The Pirate Bay Web site that promotes trading of pirated movies is developing a new software standard for Internet downloads in a move that could make it easier to swap media files, which is illegal in many countries.
The Sweedish Pirate Bay is the biggest ad-supported site using the software of BitTorrent. The program has been a good match for Internet denizens looking to pick up free downloads of copyrighted media including movies and video games.
But BitTorrent has seen some long-awaited success in working with major media companies, and as its ties with the industry grow, it might add features to discourage trading pirated materials, said Pirate Bay's co-founder, Peter Sunde.
"If they go and do something stupid, it will affect a lot of people," Sunde said in an interview, noting the site gets 1.5 million visitors on a typical day.
He said he hopes to have the first version of the software ready early next year and has asked for developers to pitch in at Web site http://securep2p.com.
In May of last year the Motion Picture Association of America claimed victory over Pirate Bay after Swedish authorities confiscated the site's computers.
But the site was back online three days after the raid. Pirate Bay then moved their servers to secret locations.
Sites like Pirate Bay post blueprints of files, rather than the files themselves, and instruct downloading computers where to find the material on machines potentially scattered around the globe.
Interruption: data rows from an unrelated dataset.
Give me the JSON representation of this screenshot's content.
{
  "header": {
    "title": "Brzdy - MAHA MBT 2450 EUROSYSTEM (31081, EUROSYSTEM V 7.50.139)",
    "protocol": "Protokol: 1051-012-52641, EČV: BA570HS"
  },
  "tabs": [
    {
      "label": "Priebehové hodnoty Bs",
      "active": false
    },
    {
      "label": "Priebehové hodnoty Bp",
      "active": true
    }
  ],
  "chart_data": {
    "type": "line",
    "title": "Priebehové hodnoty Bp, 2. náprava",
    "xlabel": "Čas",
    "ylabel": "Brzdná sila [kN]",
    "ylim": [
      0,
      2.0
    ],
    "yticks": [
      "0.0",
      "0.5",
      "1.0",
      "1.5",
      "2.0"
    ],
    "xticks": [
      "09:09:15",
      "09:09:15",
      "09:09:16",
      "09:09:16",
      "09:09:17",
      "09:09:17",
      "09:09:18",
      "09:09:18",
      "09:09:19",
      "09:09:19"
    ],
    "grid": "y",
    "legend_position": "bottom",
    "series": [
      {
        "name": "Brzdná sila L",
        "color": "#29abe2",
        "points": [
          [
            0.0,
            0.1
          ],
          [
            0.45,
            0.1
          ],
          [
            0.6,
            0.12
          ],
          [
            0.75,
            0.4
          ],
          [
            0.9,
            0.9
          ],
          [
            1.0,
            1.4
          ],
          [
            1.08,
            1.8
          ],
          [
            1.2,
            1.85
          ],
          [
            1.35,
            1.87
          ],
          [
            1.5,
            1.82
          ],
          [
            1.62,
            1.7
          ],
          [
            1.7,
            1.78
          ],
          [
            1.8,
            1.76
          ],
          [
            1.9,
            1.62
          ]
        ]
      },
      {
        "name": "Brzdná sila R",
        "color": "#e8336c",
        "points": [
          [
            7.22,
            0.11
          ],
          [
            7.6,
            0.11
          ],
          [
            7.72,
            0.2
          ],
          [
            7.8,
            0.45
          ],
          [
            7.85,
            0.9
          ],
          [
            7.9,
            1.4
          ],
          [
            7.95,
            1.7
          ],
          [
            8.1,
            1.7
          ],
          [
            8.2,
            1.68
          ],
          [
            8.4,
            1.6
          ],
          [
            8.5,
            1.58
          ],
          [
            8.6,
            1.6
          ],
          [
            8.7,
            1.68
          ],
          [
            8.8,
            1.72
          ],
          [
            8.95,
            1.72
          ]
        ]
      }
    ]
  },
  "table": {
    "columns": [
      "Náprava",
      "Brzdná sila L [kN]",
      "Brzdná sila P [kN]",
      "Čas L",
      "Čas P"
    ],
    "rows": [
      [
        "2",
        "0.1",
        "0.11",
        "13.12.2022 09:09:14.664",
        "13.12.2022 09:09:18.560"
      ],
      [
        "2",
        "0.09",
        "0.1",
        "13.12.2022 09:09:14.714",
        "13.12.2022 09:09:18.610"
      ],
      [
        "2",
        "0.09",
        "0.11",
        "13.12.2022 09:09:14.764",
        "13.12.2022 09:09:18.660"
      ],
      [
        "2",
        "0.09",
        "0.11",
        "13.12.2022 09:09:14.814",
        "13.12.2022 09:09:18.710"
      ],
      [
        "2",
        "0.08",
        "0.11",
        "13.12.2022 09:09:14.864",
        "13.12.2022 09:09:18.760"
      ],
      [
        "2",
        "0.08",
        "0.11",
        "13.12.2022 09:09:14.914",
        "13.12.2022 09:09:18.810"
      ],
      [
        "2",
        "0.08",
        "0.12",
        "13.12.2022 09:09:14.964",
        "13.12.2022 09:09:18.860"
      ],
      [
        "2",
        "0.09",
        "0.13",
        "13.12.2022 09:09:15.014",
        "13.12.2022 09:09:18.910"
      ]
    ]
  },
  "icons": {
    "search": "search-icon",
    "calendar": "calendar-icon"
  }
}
A single file can be downloaded in pieces from many machines, which keeps congestion down and speeds delivery.
Pirate Bay also wants to raise $50,000 to buy an island
and create its own nation-state where piracy would be legal.